# WHAT NEEDS TO BE DONE
Exact duplicates of all the records are needed.

Segment Open

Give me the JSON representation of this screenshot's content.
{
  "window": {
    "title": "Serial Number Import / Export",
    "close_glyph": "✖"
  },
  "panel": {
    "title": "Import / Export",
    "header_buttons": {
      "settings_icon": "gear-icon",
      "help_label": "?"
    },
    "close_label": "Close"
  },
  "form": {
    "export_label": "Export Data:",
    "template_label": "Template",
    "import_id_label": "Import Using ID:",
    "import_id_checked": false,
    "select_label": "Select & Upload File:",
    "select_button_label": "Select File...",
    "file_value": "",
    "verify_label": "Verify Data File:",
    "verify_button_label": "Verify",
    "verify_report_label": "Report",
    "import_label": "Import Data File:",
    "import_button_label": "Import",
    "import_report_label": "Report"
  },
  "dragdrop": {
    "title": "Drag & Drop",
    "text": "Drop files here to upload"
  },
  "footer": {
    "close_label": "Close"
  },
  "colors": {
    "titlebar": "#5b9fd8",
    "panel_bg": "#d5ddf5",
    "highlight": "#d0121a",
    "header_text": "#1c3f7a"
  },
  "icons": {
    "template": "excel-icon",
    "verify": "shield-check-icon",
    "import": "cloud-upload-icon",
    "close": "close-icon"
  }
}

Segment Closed

# RESPONSE TO THE TASK
Give me the JSON representation of this screenshot's content.
{
  "window": {
    "title": "Serial Number Import / Export",
    "close_glyph": "✖"
  },
  "panel": {
    "title": "Import / Export",
    "header_buttons": {
      "settings_icon": "gear-icon",
      "help_label": "?"
    },
    "close_label": "Close"
  },
  "form": {
    "export_label": "Export Data:",
    "template_label": "Template",
    "import_id_label": "Import Using ID:",
    "import_id_checked": false,
    "select_label": "Select & Upload File:",
    "select_button_label": "Select File...",
    "file_value": "",
    "verify_label": "Verify Data File:",
    "verify_button_label": "Verify",
    "verify_report_label": "Report",
    "import_label": "Import Data File:",
    "import_button_label": "Import",
    "import_report_label": "Report"
  },
  "dragdrop": {
    "title": "Drag & Drop",
    "text": "Drop files here to upload"
  },
  "footer": {
    "close_label": "Close"
  },
  "colors": {
    "titlebar": "#5b9fd8",
    "panel_bg": "#d5ddf5",
    "highlight": "#d0121a",
    "header_text": "#1c3f7a"
  },
  "icons": {
    "template": "excel-icon",
    "verify": "shield-check-icon",
    "import": "cloud-upload-icon",
    "close": "close-icon"
  }
}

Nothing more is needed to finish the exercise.